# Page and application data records

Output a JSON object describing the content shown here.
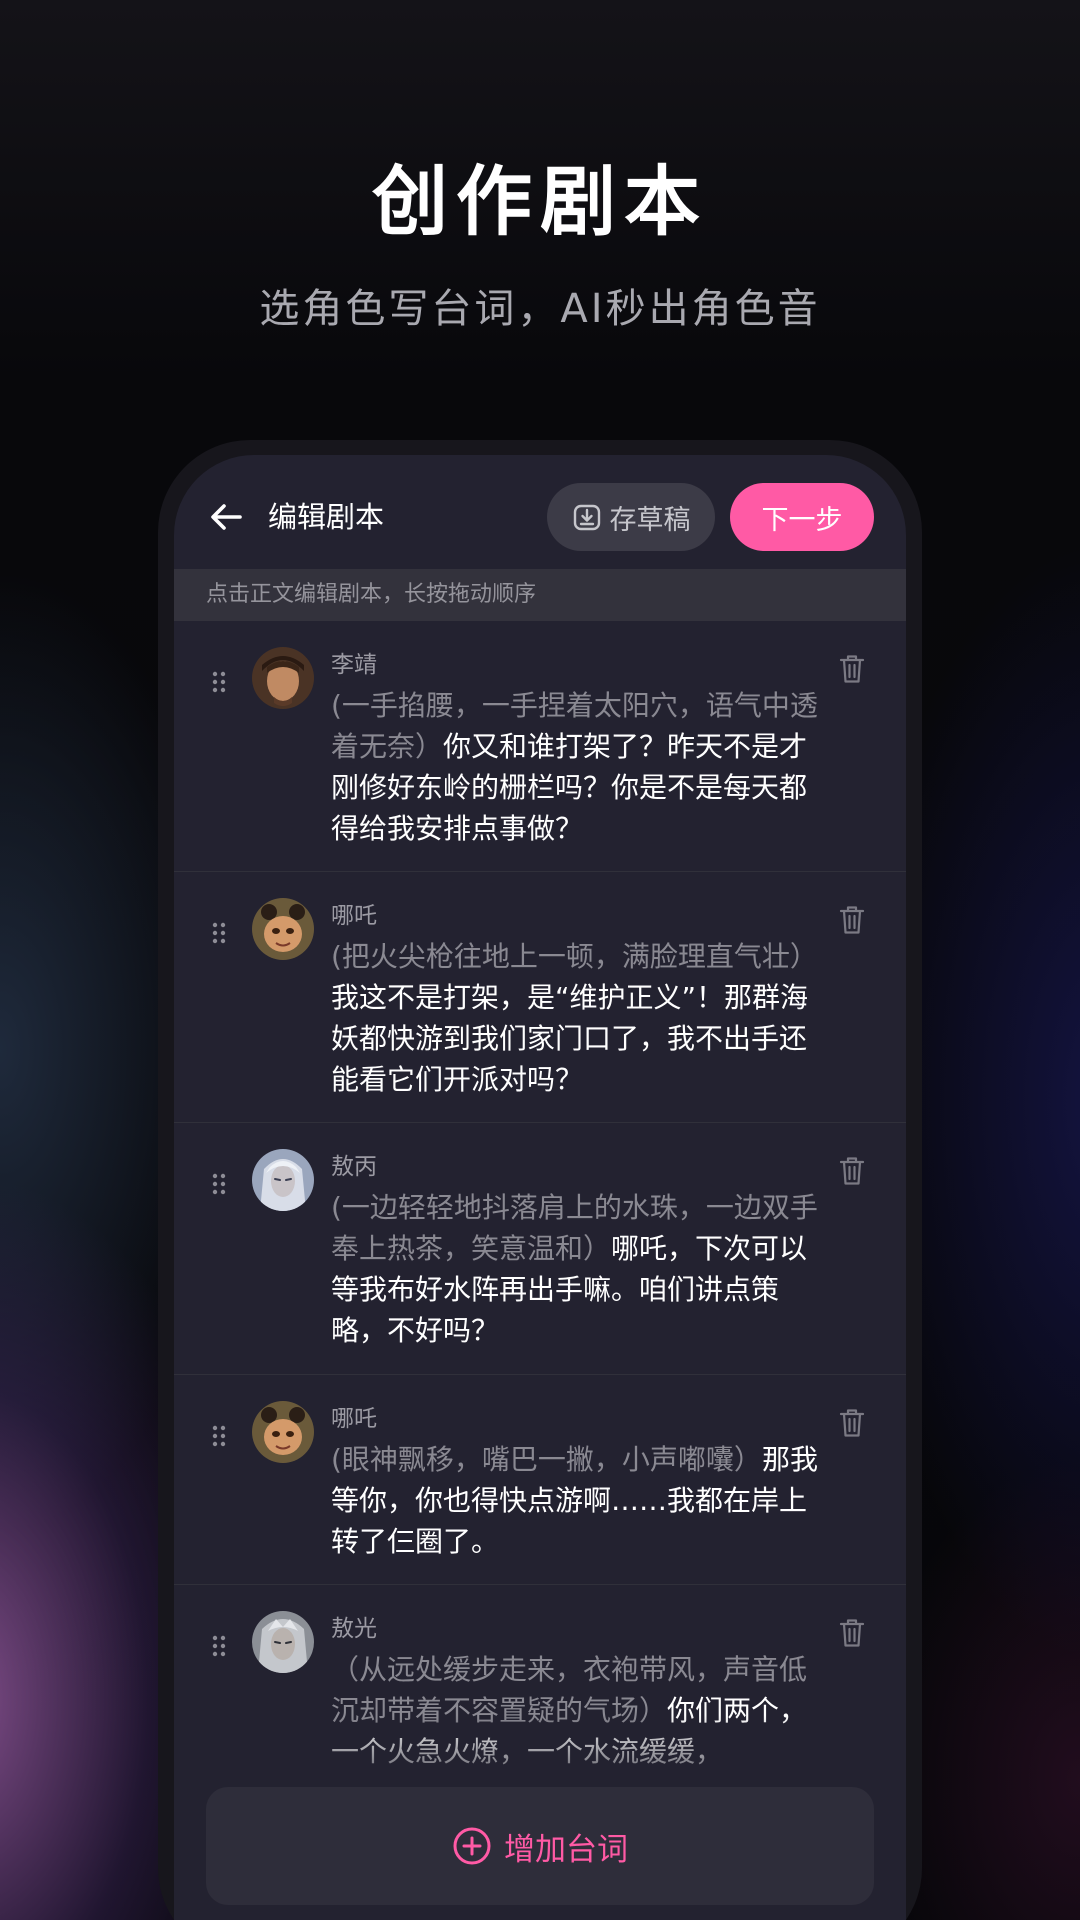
{
  "promo": {
    "headline": "创作剧本",
    "subline": "选角色写台词，AI秒出角色音"
  },
  "appbar": {
    "title": "编辑剧本",
    "draft_label": "存草稿",
    "next_label": "下一步"
  },
  "hint": "点击正文编辑剧本，长按拖动顺序",
  "lines": [
    {
      "role": "李靖",
      "stage": "(一手掐腰，一手捏着太阳穴，语气中透着无奈）",
      "text": "你又和谁打架了？昨天不是才刚修好东岭的栅栏吗？你是不是每天都得给我安排点事做？"
    },
    {
      "role": "哪吒",
      "stage": "(把火尖枪往地上一顿，满脸理直气壮）",
      "text": "我这不是打架，是“维护正义”！那群海妖都快游到我们家门口了，我不出手还能看它们开派对吗？"
    },
    {
      "role": "敖丙",
      "stage": "(一边轻轻地抖落肩上的水珠，一边双手奉上热茶，笑意温和）",
      "text": "哪吒，下次可以等我布好水阵再出手嘛。咱们讲点策略，不好吗？"
    },
    {
      "role": "哪吒",
      "stage": "(眼神飘移，嘴巴一撇，小声嘟囔）",
      "text": "那我等你，你也得快点游啊……我都在岸上转了仨圈了。"
    },
    {
      "role": "敖光",
      "stage": "（从远处缓步走来，衣袍带风，声音低沉却带着不容置疑的气场）",
      "text": "你们两个，一个火急火燎，一个水流缓缓，"
    }
  ],
  "add_label": "增加台词",
  "colors": {
    "accent": "#ff5aa5",
    "screen_bg": "#232230"
  }
}
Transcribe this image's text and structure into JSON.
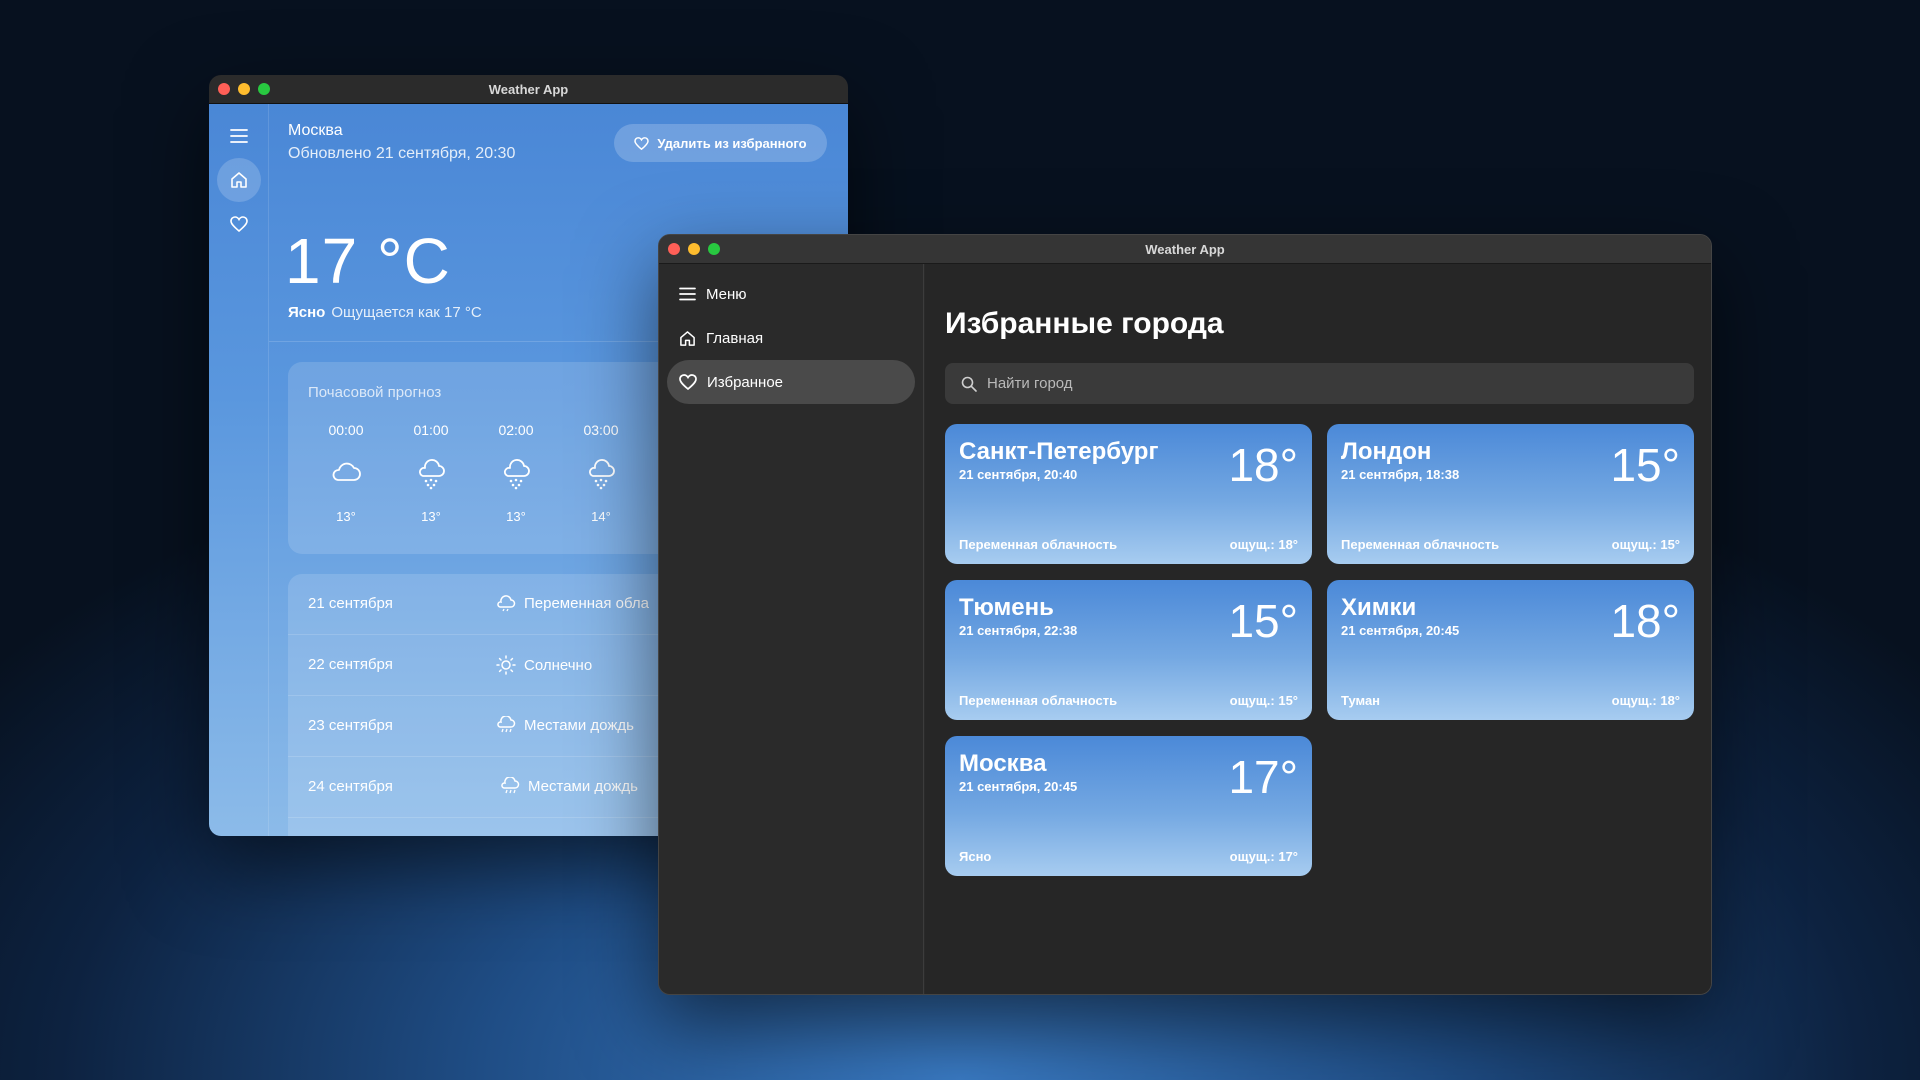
{
  "back_window": {
    "title": "Weather App",
    "city": "Москва",
    "updated": "Обновлено 21 сентября, 20:30",
    "remove_fav_label": "Удалить из избранного",
    "temperature": "17 °C",
    "condition": "Ясно",
    "feels_like": "Ощущается как 17 °C",
    "hourly": {
      "title": "Почасовой прогноз",
      "items": [
        {
          "time": "00:00",
          "icon": "cloud-icon",
          "temp": "13°"
        },
        {
          "time": "01:00",
          "icon": "snow-icon",
          "temp": "13°"
        },
        {
          "time": "02:00",
          "icon": "snow-icon",
          "temp": "13°"
        },
        {
          "time": "03:00",
          "icon": "snow-icon",
          "temp": "14°"
        }
      ]
    },
    "daily": [
      {
        "date": "21 сентября",
        "icon": "partly-cloudy-icon",
        "condition": "Переменная обла"
      },
      {
        "date": "22 сентября",
        "icon": "sun-icon",
        "condition": "Солнечно"
      },
      {
        "date": "23 сентября",
        "icon": "rain-icon",
        "condition": "Местами дождь"
      },
      {
        "date": "24 сентября",
        "icon": "rain-icon",
        "condition": "Местами дождь"
      }
    ]
  },
  "front_window": {
    "title": "Weather App",
    "sidebar": {
      "items": [
        {
          "label": "Меню",
          "icon": "menu-icon"
        },
        {
          "label": "Главная",
          "icon": "home-icon"
        },
        {
          "label": "Избранное",
          "icon": "heart-icon",
          "active": true
        }
      ]
    },
    "page_title": "Избранные города",
    "search": {
      "placeholder": "Найти город",
      "value": ""
    },
    "cities": [
      {
        "name": "Санкт-Петербург",
        "date": "21 сентября, 20:40",
        "temp": "18°",
        "condition": "Переменная облачность",
        "feels": "ощущ.: 18°"
      },
      {
        "name": "Лондон",
        "date": "21 сентября, 18:38",
        "temp": "15°",
        "condition": "Переменная облачность",
        "feels": "ощущ.: 15°"
      },
      {
        "name": "Тюмень",
        "date": "21 сентября, 22:38",
        "temp": "15°",
        "condition": "Переменная облачность",
        "feels": "ощущ.: 15°"
      },
      {
        "name": "Химки",
        "date": "21 сентября, 20:45",
        "temp": "18°",
        "condition": "Туман",
        "feels": "ощущ.: 18°"
      },
      {
        "name": "Москва",
        "date": "21 сентября, 20:45",
        "temp": "17°",
        "condition": "Ясно",
        "feels": "ощущ.: 17°"
      }
    ]
  }
}
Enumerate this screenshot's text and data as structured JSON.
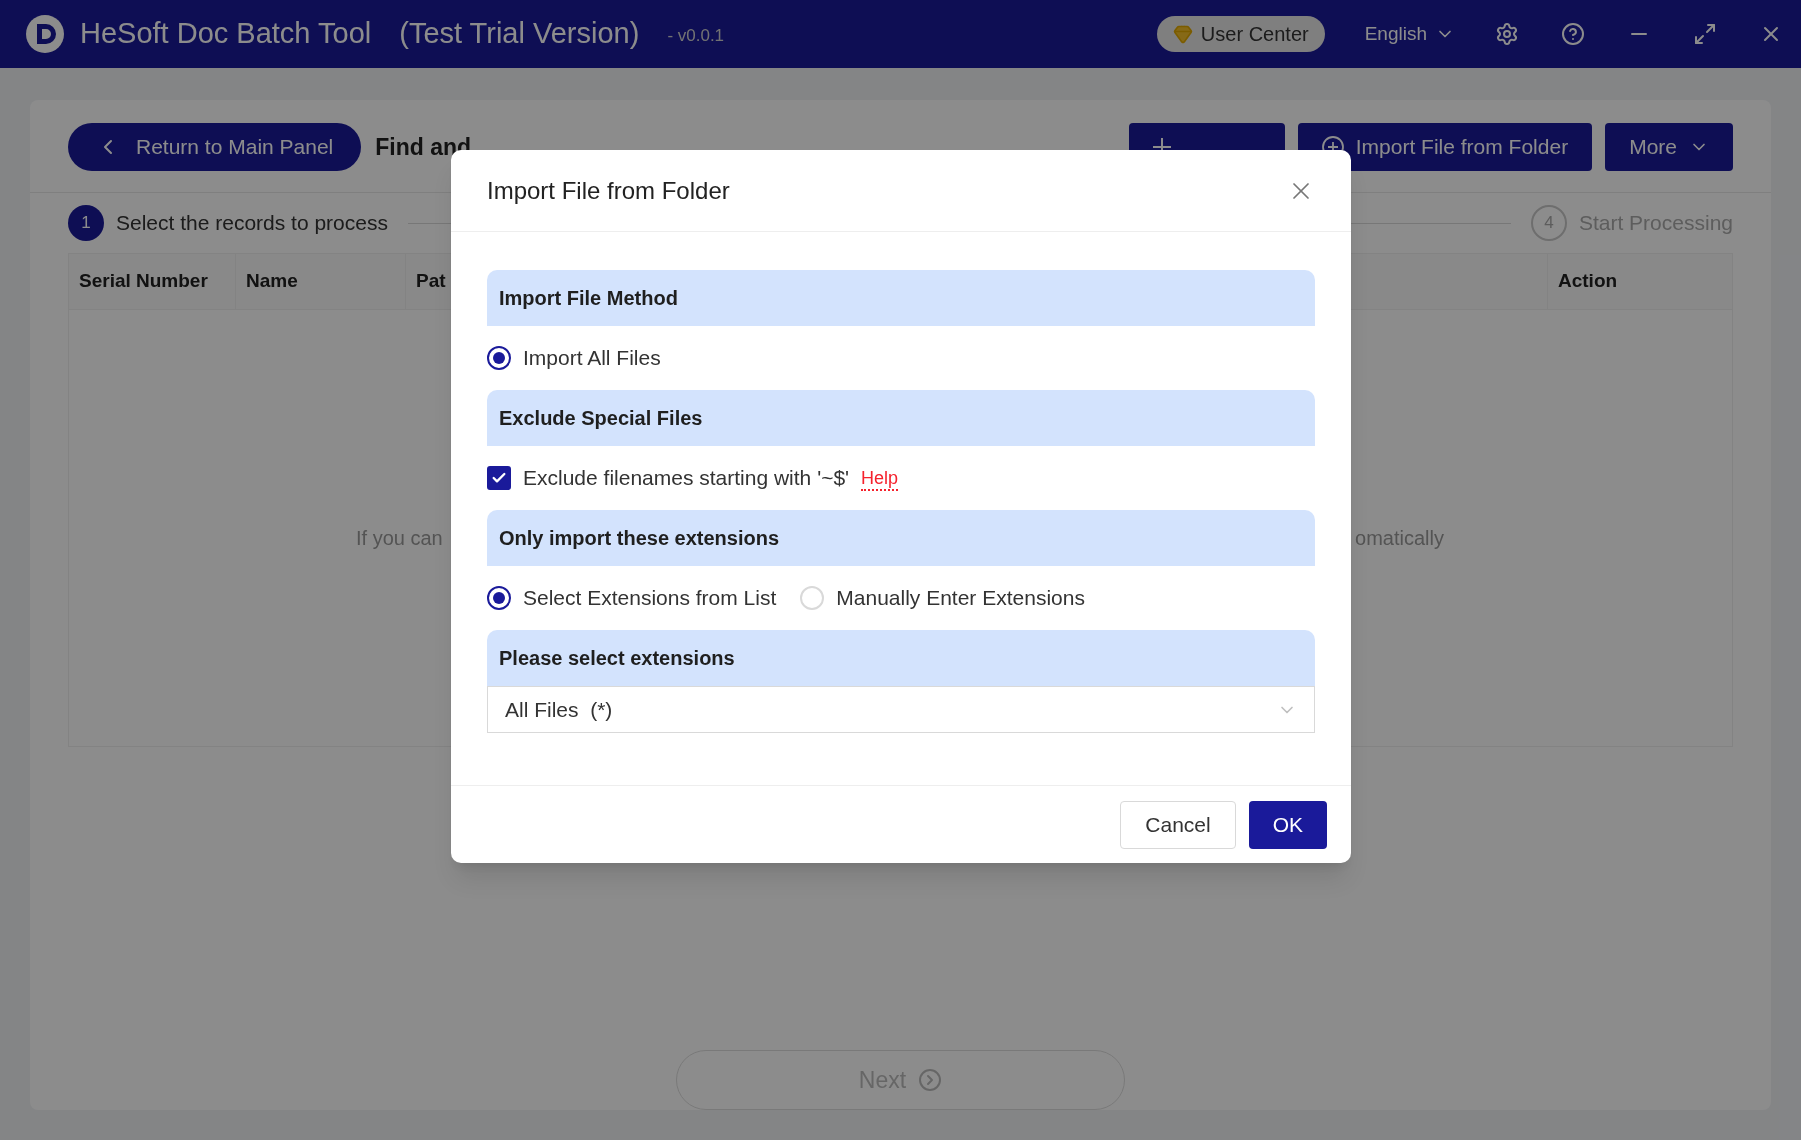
{
  "window": {
    "title": "HeSoft Doc Batch Tool",
    "edition": "(Test Trial Version)",
    "version": "- v0.0.1",
    "user_center": "User Center",
    "language": "English"
  },
  "toolbar": {
    "back_button": "Return to Main Panel",
    "page_title": "Find and",
    "buttons": [
      {
        "kind": "add"
      },
      {
        "label": "Import File from Folder",
        "kind": "import"
      },
      {
        "label": "More",
        "kind": "menu"
      }
    ]
  },
  "steps": [
    {
      "number": "1",
      "label": "Select the records to process",
      "selected": true
    },
    {
      "number": "4",
      "label": "Start Processing",
      "selected": false
    }
  ],
  "table": {
    "columns": [
      "Serial Number",
      "Name",
      "Pat",
      "Action"
    ],
    "empty_hint_start": "If you can",
    "empty_hint_end": "omatically"
  },
  "next_button": "Next",
  "dialog": {
    "title": "Import File from Folder",
    "sections": [
      {
        "heading": "Import File Method",
        "kind": "radio",
        "options": [
          {
            "label": "Import All Files",
            "selected": true
          }
        ]
      },
      {
        "heading": "Exclude Special Files",
        "kind": "checkbox",
        "options": [
          {
            "label": "Exclude filenames starting with '~$'",
            "checked": true,
            "link": "Help"
          }
        ]
      },
      {
        "heading": "Only import these extensions",
        "kind": "radio",
        "options": [
          {
            "label": "Select Extensions from List",
            "selected": true
          },
          {
            "label": "Manually Enter Extensions",
            "selected": false
          }
        ]
      },
      {
        "heading": "Please select extensions",
        "kind": "select",
        "value": "All Files  (*)"
      }
    ],
    "buttons": [
      {
        "label": "Cancel",
        "kind": "secondary"
      },
      {
        "label": "OK",
        "kind": "primary"
      }
    ]
  }
}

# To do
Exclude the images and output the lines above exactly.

# Your response
Output a JSON object describing the content shown here.
{
  "promo": {
    "headline": "创作剧本",
    "subline": "选角色写台词，AI秒出角色音"
  },
  "appbar": {
    "title": "编辑剧本",
    "draft_label": "存草稿",
    "next_label": "下一步"
  },
  "hint": "点击正文编辑剧本，长按拖动顺序",
  "lines": [
    {
      "role": "李靖",
      "stage": "(一手掐腰，一手捏着太阳穴，语气中透着无奈）",
      "text": "你又和谁打架了？昨天不是才刚修好东岭的栅栏吗？你是不是每天都得给我安排点事做？"
    },
    {
      "role": "哪吒",
      "stage": "(把火尖枪往地上一顿，满脸理直气壮）",
      "text": "我这不是打架，是“维护正义”！那群海妖都快游到我们家门口了，我不出手还能看它们开派对吗？"
    },
    {
      "role": "敖丙",
      "stage": "(一边轻轻地抖落肩上的水珠，一边双手奉上热茶，笑意温和）",
      "text": "哪吒，下次可以等我布好水阵再出手嘛。咱们讲点策略，不好吗？"
    },
    {
      "role": "哪吒",
      "stage": "(眼神飘移，嘴巴一撇，小声嘟囔）",
      "text": "那我等你，你也得快点游啊……我都在岸上转了仨圈了。"
    },
    {
      "role": "敖光",
      "stage": "（从远处缓步走来，衣袍带风，声音低沉却带着不容置疑的气场）",
      "text": "你们两个，一个火急火燎，一个水流缓缓，"
    }
  ],
  "add_label": "增加台词",
  "colors": {
    "accent": "#ff5aa5",
    "screen_bg": "#232230"
  }
}
Transcribe this image's text and structure into JSON.
{
  "back_window": {
    "title": "Weather App",
    "city": "Москва",
    "updated": "Обновлено 21 сентября, 20:30",
    "remove_fav_label": "Удалить из избранного",
    "temperature": "17 °C",
    "condition": "Ясно",
    "feels_like": "Ощущается как 17 °C",
    "hourly": {
      "title": "Почасовой прогноз",
      "items": [
        {
          "time": "00:00",
          "icon": "cloud-icon",
          "temp": "13°"
        },
        {
          "time": "01:00",
          "icon": "snow-icon",
          "temp": "13°"
        },
        {
          "time": "02:00",
          "icon": "snow-icon",
          "temp": "13°"
        },
        {
          "time": "03:00",
          "icon": "snow-icon",
          "temp": "14°"
        }
      ]
    },
    "daily": [
      {
        "date": "21 сентября",
        "icon": "partly-cloudy-icon",
        "condition": "Переменная обла"
      },
      {
        "date": "22 сентября",
        "icon": "sun-icon",
        "condition": "Солнечно"
      },
      {
        "date": "23 сентября",
        "icon": "rain-icon",
        "condition": "Местами дождь"
      },
      {
        "date": "24 сентября",
        "icon": "rain-icon",
        "condition": "Местами дождь"
      }
    ]
  },
  "front_window": {
    "title": "Weather App",
    "sidebar": {
      "items": [
        {
          "label": "Меню",
          "icon": "menu-icon"
        },
        {
          "label": "Главная",
          "icon": "home-icon"
        },
        {
          "label": "Избранное",
          "icon": "heart-icon",
          "active": true
        }
      ]
    },
    "page_title": "Избранные города",
    "search": {
      "placeholder": "Найти город",
      "value": ""
    },
    "cities": [
      {
        "name": "Санкт-Петербург",
        "date": "21 сентября, 20:40",
        "temp": "18°",
        "condition": "Переменная облачность",
        "feels": "ощущ.: 18°"
      },
      {
        "name": "Лондон",
        "date": "21 сентября, 18:38",
        "temp": "15°",
        "condition": "Переменная облачность",
        "feels": "ощущ.: 15°"
      },
      {
        "name": "Тюмень",
        "date": "21 сентября, 22:38",
        "temp": "15°",
        "condition": "Переменная облачность",
        "feels": "ощущ.: 15°"
      },
      {
        "name": "Химки",
        "date": "21 сентября, 20:45",
        "temp": "18°",
        "condition": "Туман",
        "feels": "ощущ.: 18°"
      },
      {
        "name": "Москва",
        "date": "21 сентября, 20:45",
        "temp": "17°",
        "condition": "Ясно",
        "feels": "ощущ.: 17°"
      }
    ]
  }
}
Enumerate this screenshot's text and data as structured JSON.
{
  "window": {
    "title": "HeSoft Doc Batch Tool",
    "edition": "(Test Trial Version)",
    "version": "- v0.0.1",
    "user_center": "User Center",
    "language": "English"
  },
  "toolbar": {
    "back_button": "Return to Main Panel",
    "page_title": "Find and",
    "buttons": [
      {
        "kind": "add"
      },
      {
        "label": "Import File from Folder",
        "kind": "import"
      },
      {
        "label": "More",
        "kind": "menu"
      }
    ]
  },
  "steps": [
    {
      "number": "1",
      "label": "Select the records to process",
      "selected": true
    },
    {
      "number": "4",
      "label": "Start Processing",
      "selected": false
    }
  ],
  "table": {
    "columns": [
      "Serial Number",
      "Name",
      "Pat",
      "Action"
    ],
    "empty_hint_start": "If you can",
    "empty_hint_end": "omatically"
  },
  "next_button": "Next",
  "dialog": {
    "title": "Import File from Folder",
    "sections": [
      {
        "heading": "Import File Method",
        "kind": "radio",
        "options": [
          {
            "label": "Import All Files",
            "selected": true
          }
        ]
      },
      {
        "heading": "Exclude Special Files",
        "kind": "checkbox",
        "options": [
          {
            "label": "Exclude filenames starting with '~$'",
            "checked": true,
            "link": "Help"
          }
        ]
      },
      {
        "heading": "Only import these extensions",
        "kind": "radio",
        "options": [
          {
            "label": "Select Extensions from List",
            "selected": true
          },
          {
            "label": "Manually Enter Extensions",
            "selected": false
          }
        ]
      },
      {
        "heading": "Please select extensions",
        "kind": "select",
        "value": "All Files  (*)"
      }
    ],
    "buttons": [
      {
        "label": "Cancel",
        "kind": "secondary"
      },
      {
        "label": "OK",
        "kind": "primary"
      }
    ]
  }
}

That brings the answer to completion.